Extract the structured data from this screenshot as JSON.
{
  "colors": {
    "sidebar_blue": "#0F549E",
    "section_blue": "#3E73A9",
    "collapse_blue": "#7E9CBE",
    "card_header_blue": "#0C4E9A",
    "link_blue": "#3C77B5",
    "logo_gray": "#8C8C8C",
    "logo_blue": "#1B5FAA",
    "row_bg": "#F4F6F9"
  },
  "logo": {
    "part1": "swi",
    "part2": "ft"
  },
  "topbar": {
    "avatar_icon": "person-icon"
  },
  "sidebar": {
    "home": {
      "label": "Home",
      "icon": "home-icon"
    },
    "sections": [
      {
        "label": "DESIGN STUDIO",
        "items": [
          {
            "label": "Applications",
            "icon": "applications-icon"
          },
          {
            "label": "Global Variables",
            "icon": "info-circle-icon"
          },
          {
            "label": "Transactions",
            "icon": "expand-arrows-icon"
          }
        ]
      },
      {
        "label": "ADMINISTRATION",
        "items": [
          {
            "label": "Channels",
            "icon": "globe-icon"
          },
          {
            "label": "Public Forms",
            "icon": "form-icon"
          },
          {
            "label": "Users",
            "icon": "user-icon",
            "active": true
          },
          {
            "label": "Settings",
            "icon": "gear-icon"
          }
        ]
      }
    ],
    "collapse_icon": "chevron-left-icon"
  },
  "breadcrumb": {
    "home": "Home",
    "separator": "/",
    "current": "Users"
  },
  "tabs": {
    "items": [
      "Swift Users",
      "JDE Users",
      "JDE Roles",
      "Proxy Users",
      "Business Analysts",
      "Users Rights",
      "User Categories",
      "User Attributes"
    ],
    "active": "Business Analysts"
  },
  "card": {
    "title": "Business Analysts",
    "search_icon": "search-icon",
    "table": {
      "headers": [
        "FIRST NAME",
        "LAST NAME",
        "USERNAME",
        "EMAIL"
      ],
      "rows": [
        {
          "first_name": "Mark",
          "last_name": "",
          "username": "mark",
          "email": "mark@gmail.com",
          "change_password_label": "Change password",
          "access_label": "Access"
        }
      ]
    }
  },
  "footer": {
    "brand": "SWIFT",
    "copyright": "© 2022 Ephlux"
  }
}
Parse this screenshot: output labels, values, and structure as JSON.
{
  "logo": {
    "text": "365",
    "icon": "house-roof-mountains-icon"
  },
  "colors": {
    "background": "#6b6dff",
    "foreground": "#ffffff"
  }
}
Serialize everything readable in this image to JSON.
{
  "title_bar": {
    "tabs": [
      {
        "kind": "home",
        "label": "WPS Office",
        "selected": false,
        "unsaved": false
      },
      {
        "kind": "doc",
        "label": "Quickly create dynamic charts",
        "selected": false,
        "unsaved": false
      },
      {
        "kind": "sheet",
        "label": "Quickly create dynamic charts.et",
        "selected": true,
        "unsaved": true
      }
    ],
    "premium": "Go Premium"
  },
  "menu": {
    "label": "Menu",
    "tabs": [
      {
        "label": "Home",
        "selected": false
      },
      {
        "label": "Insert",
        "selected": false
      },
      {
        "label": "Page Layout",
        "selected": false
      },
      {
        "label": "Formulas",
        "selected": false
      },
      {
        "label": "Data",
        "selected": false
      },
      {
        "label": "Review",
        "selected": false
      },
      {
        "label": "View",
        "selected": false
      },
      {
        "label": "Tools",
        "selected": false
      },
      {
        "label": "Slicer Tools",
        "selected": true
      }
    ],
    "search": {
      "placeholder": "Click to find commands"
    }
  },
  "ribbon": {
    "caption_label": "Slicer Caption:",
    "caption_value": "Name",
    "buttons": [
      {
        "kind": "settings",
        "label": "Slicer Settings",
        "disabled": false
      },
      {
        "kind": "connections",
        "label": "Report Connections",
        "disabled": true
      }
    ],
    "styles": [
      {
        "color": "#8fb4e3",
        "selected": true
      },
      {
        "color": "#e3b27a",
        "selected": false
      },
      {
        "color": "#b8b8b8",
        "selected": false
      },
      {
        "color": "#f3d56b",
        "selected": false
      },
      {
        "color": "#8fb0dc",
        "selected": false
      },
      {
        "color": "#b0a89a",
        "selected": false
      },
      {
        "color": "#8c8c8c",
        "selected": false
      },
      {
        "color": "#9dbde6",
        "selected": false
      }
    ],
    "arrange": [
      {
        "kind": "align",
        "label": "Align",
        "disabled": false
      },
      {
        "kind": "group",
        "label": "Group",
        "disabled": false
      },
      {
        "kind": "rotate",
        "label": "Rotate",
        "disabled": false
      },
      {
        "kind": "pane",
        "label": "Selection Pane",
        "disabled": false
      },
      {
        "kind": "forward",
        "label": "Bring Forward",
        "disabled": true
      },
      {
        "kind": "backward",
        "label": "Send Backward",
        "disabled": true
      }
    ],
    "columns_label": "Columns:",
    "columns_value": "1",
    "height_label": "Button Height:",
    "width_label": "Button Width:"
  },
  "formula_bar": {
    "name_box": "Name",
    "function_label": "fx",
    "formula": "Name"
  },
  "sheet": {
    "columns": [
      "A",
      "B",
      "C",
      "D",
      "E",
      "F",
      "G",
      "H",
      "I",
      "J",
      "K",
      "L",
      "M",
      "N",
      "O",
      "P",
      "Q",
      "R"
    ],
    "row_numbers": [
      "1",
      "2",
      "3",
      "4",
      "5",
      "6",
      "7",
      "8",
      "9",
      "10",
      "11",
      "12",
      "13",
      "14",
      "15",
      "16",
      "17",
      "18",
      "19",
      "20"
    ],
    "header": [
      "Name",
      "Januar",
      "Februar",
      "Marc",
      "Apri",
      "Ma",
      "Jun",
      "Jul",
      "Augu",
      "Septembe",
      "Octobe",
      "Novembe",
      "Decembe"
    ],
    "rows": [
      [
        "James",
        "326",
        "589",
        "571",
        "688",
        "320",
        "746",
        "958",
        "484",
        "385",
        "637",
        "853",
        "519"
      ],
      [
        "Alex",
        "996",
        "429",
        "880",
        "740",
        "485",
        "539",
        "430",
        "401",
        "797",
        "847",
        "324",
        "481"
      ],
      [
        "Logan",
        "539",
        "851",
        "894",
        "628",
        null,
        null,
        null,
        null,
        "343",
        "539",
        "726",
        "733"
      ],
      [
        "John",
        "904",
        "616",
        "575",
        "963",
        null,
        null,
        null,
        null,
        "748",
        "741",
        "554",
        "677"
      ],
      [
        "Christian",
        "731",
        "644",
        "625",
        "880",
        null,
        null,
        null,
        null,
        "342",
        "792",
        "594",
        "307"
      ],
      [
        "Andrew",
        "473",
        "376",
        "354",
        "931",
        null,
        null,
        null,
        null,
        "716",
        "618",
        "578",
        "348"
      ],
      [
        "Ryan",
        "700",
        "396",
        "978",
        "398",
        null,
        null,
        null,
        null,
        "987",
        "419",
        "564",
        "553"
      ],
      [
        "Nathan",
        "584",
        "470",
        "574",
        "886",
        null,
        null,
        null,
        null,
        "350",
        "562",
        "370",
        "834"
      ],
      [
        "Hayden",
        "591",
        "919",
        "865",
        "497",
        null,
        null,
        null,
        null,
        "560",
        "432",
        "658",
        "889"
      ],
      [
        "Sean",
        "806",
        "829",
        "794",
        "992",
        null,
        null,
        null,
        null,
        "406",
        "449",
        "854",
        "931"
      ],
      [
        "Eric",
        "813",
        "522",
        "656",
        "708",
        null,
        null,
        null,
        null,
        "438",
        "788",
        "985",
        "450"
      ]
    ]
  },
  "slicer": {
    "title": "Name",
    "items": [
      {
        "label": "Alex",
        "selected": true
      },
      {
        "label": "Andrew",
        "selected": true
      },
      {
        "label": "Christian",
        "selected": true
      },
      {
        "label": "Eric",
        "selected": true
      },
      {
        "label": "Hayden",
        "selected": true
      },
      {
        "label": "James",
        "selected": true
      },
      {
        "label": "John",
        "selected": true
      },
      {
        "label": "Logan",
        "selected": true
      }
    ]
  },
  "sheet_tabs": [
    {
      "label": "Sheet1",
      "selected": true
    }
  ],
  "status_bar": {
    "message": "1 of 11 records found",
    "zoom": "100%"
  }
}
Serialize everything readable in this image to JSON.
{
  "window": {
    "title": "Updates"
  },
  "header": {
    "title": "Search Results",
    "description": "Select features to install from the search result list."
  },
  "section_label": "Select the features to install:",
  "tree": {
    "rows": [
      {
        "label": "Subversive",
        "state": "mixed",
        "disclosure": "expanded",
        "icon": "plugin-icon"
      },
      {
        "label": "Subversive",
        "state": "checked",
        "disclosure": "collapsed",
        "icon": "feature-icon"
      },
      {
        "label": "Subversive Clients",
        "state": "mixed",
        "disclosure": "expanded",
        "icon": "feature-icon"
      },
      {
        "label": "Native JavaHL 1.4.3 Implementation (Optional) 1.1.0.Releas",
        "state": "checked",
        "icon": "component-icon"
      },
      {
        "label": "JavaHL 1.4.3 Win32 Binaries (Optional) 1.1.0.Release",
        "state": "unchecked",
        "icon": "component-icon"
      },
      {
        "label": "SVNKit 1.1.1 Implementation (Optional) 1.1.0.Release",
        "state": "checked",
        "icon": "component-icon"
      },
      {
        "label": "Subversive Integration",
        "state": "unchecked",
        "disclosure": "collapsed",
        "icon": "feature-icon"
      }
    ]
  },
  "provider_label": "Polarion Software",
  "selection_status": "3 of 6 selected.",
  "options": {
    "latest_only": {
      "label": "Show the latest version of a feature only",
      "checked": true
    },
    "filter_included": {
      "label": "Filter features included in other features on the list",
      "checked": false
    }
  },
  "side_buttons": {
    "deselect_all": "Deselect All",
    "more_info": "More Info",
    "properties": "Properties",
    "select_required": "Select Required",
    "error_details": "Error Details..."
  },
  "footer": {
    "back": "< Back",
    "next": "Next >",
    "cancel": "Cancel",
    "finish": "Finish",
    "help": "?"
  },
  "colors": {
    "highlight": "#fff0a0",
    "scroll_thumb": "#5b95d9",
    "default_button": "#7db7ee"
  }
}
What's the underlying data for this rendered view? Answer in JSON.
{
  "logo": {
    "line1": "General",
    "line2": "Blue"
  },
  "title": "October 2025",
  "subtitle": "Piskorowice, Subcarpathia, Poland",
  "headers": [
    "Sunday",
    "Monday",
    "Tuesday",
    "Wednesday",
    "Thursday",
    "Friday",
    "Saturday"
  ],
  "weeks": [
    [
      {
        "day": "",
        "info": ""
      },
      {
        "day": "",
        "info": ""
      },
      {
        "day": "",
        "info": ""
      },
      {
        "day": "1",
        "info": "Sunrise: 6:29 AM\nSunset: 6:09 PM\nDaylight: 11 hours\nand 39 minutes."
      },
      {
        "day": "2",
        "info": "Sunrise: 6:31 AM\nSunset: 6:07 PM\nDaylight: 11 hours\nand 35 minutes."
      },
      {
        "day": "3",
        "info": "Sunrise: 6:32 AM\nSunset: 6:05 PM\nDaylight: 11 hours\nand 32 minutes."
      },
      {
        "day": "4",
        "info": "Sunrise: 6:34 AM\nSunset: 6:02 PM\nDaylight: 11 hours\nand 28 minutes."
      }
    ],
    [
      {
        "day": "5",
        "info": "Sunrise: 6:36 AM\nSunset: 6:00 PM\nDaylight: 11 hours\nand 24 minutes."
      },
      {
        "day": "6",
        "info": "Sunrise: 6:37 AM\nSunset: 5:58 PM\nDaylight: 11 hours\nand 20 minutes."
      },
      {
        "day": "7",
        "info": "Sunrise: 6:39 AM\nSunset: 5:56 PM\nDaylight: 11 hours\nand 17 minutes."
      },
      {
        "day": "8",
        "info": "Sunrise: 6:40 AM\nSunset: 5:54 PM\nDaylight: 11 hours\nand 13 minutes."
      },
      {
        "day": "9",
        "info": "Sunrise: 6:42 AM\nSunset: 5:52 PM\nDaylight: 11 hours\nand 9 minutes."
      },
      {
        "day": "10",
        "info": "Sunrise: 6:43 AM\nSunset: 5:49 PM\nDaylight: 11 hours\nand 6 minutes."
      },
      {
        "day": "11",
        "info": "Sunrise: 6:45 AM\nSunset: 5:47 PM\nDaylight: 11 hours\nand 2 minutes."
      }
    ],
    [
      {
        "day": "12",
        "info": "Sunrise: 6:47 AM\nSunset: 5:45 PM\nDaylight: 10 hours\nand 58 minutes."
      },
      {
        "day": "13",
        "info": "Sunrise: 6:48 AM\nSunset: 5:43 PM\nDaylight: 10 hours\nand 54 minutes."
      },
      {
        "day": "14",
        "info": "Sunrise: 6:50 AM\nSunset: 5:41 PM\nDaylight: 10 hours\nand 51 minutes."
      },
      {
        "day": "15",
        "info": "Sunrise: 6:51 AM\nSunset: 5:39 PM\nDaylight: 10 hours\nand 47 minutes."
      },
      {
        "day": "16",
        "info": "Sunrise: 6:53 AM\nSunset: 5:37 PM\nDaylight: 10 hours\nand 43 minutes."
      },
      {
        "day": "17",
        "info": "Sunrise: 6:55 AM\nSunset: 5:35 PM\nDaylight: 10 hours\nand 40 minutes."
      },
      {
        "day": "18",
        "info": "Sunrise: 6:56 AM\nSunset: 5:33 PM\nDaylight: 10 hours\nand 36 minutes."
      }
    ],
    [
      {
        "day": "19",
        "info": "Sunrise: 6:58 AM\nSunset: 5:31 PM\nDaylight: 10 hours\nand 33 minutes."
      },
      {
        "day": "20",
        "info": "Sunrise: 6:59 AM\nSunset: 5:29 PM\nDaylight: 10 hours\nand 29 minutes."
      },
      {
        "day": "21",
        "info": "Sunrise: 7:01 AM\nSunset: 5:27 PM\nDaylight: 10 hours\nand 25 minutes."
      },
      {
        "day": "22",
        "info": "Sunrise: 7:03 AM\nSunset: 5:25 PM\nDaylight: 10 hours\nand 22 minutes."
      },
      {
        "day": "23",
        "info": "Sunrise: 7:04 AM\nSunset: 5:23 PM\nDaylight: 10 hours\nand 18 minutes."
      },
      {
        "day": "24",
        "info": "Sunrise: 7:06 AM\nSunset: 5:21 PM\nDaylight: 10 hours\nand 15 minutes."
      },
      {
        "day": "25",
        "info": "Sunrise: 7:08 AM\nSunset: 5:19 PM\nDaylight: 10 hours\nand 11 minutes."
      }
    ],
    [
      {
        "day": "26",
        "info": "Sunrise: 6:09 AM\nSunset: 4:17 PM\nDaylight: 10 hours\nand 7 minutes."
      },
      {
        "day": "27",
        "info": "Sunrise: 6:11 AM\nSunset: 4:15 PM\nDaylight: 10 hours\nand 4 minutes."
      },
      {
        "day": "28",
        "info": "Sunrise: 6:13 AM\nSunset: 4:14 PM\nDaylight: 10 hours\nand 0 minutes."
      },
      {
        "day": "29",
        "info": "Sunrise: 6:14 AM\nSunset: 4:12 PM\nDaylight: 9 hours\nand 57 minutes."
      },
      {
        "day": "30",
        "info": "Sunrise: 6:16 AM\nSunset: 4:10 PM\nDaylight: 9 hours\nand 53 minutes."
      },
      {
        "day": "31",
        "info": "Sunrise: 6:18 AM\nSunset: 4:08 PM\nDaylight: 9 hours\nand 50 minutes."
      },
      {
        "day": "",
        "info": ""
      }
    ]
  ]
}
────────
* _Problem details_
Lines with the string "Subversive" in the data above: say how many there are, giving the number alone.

* _Answer box_
4